*Excerpted records:*
◆ ◆ ◆

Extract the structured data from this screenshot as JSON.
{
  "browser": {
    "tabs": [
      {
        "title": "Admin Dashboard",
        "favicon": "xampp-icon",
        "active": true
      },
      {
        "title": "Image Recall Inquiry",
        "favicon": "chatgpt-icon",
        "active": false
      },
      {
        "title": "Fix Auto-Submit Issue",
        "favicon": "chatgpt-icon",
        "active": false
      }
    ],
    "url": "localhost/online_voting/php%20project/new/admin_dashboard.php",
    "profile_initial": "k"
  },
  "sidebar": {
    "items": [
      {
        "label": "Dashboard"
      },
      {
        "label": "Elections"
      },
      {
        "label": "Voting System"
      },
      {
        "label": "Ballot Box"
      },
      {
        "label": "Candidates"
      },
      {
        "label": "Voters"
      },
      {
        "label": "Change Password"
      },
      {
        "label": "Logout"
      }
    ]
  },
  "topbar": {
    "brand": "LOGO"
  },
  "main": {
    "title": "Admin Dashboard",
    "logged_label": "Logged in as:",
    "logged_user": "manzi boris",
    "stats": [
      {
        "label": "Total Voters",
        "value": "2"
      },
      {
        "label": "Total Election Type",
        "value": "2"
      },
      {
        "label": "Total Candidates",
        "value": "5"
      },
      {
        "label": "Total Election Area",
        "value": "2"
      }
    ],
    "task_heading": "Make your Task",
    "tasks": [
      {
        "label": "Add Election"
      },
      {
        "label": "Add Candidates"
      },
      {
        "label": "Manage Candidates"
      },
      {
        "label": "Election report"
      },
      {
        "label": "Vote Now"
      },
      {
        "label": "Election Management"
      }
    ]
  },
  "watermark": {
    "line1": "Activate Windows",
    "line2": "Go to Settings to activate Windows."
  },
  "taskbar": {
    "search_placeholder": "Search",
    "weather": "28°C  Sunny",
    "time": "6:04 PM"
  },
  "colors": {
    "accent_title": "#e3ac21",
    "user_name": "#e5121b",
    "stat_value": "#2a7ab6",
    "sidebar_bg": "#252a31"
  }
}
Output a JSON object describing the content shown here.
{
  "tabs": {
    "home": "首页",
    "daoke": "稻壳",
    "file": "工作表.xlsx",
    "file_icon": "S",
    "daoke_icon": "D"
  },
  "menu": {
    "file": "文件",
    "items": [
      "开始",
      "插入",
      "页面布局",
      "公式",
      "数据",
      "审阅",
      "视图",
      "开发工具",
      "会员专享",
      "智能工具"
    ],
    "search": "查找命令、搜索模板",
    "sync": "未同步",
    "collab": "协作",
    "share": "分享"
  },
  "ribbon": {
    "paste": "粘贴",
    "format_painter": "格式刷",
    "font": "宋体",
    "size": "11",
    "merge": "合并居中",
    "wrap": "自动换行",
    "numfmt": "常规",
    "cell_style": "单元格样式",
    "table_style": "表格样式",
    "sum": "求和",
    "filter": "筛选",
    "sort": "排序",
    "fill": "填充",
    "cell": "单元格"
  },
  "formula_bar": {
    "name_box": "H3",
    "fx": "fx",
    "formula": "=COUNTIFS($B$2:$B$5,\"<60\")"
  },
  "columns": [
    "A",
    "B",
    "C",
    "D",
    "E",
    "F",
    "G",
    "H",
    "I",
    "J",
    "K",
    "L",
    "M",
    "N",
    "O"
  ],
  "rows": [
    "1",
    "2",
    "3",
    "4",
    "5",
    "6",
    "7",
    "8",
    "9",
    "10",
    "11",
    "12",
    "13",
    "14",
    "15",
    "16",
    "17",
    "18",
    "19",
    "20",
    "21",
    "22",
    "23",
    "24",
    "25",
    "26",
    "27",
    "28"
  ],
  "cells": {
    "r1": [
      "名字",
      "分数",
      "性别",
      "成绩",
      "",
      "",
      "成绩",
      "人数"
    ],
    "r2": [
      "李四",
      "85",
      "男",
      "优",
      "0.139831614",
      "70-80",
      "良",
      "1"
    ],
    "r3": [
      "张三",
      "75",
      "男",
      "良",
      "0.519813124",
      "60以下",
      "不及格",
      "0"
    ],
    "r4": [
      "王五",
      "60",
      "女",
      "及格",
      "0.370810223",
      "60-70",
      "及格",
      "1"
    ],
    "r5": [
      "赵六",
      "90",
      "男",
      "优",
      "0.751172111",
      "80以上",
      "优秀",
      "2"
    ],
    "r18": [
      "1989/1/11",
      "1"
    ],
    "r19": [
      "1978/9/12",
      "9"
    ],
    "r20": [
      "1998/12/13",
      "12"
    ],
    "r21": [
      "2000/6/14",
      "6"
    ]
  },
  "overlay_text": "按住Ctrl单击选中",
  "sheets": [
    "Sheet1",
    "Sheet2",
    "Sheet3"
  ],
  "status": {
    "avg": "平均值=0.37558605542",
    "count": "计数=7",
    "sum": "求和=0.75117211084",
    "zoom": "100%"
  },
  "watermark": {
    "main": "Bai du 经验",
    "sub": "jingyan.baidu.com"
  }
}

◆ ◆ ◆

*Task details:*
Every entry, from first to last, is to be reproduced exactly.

*Response:*
Extract the structured data from this screenshot as JSON.
{
  "browser": {
    "tabs": [
      {
        "title": "Admin Dashboard",
        "favicon": "xampp-icon",
        "active": true
      },
      {
        "title": "Image Recall Inquiry",
        "favicon": "chatgpt-icon",
        "active": false
      },
      {
        "title": "Fix Auto-Submit Issue",
        "favicon": "chatgpt-icon",
        "active": false
      }
    ],
    "url": "localhost/online_voting/php%20project/new/admin_dashboard.php",
    "profile_initial": "k"
  },
  "sidebar": {
    "items": [
      {
        "label": "Dashboard"
      },
      {
        "label": "Elections"
      },
      {
        "label": "Voting System"
      },
      {
        "label": "Ballot Box"
      },
      {
        "label": "Candidates"
      },
      {
        "label": "Voters"
      },
      {
        "label": "Change Password"
      },
      {
        "label": "Logout"
      }
    ]
  },
  "topbar": {
    "brand": "LOGO"
  },
  "main": {
    "title": "Admin Dashboard",
    "logged_label": "Logged in as:",
    "logged_user": "manzi boris",
    "stats": [
      {
        "label": "Total Voters",
        "value": "2"
      },
      {
        "label": "Total Election Type",
        "value": "2"
      },
      {
        "label": "Total Candidates",
        "value": "5"
      },
      {
        "label": "Total Election Area",
        "value": "2"
      }
    ],
    "task_heading": "Make your Task",
    "tasks": [
      {
        "label": "Add Election"
      },
      {
        "label": "Add Candidates"
      },
      {
        "label": "Manage Candidates"
      },
      {
        "label": "Election report"
      },
      {
        "label": "Vote Now"
      },
      {
        "label": "Election Management"
      }
    ]
  },
  "watermark": {
    "line1": "Activate Windows",
    "line2": "Go to Settings to activate Windows."
  },
  "taskbar": {
    "search_placeholder": "Search",
    "weather": "28°C  Sunny",
    "time": "6:04 PM"
  },
  "colors": {
    "accent_title": "#e3ac21",
    "user_name": "#e5121b",
    "stat_value": "#2a7ab6",
    "sidebar_bg": "#252a31"
  }
}
Output a JSON object describing the content shown here.
{
  "tabs": {
    "home": "首页",
    "daoke": "稻壳",
    "file": "工作表.xlsx",
    "file_icon": "S",
    "daoke_icon": "D"
  },
  "menu": {
    "file": "文件",
    "items": [
      "开始",
      "插入",
      "页面布局",
      "公式",
      "数据",
      "审阅",
      "视图",
      "开发工具",
      "会员专享",
      "智能工具"
    ],
    "search": "查找命令、搜索模板",
    "sync": "未同步",
    "collab": "协作",
    "share": "分享"
  },
  "ribbon": {
    "paste": "粘贴",
    "format_painter": "格式刷",
    "font": "宋体",
    "size": "11",
    "merge": "合并居中",
    "wrap": "自动换行",
    "numfmt": "常规",
    "cell_style": "单元格样式",
    "table_style": "表格样式",
    "sum": "求和",
    "filter": "筛选",
    "sort": "排序",
    "fill": "填充",
    "cell": "单元格"
  },
  "formula_bar": {
    "name_box": "H3",
    "fx": "fx",
    "formula": "=COUNTIFS($B$2:$B$5,\"<60\")"
  },
  "columns": [
    "A",
    "B",
    "C",
    "D",
    "E",
    "F",
    "G",
    "H",
    "I",
    "J",
    "K",
    "L",
    "M",
    "N",
    "O"
  ],
  "rows": [
    "1",
    "2",
    "3",
    "4",
    "5",
    "6",
    "7",
    "8",
    "9",
    "10",
    "11",
    "12",
    "13",
    "14",
    "15",
    "16",
    "17",
    "18",
    "19",
    "20",
    "21",
    "22",
    "23",
    "24",
    "25",
    "26",
    "27",
    "28"
  ],
  "cells": {
    "r1": [
      "名字",
      "分数",
      "性别",
      "成绩",
      "",
      "",
      "成绩",
      "人数"
    ],
    "r2": [
      "李四",
      "85",
      "男",
      "优",
      "0.139831614",
      "70-80",
      "良",
      "1"
    ],
    "r3": [
      "张三",
      "75",
      "男",
      "良",
      "0.519813124",
      "60以下",
      "不及格",
      "0"
    ],
    "r4": [
      "王五",
      "60",
      "女",
      "及格",
      "0.370810223",
      "60-70",
      "及格",
      "1"
    ],
    "r5": [
      "赵六",
      "90",
      "男",
      "优",
      "0.751172111",
      "80以上",
      "优秀",
      "2"
    ],
    "r18": [
      "1989/1/11",
      "1"
    ],
    "r19": [
      "1978/9/12",
      "9"
    ],
    "r20": [
      "1998/12/13",
      "12"
    ],
    "r21": [
      "2000/6/14",
      "6"
    ]
  },
  "overlay_text": "按住Ctrl单击选中",
  "sheets": [
    "Sheet1",
    "Sheet2",
    "Sheet3"
  ],
  "status": {
    "avg": "平均值=0.37558605542",
    "count": "计数=7",
    "sum": "求和=0.75117211084",
    "zoom": "100%"
  },
  "watermark": {
    "main": "Bai du 经验",
    "sub": "jingyan.baidu.com"
  }
}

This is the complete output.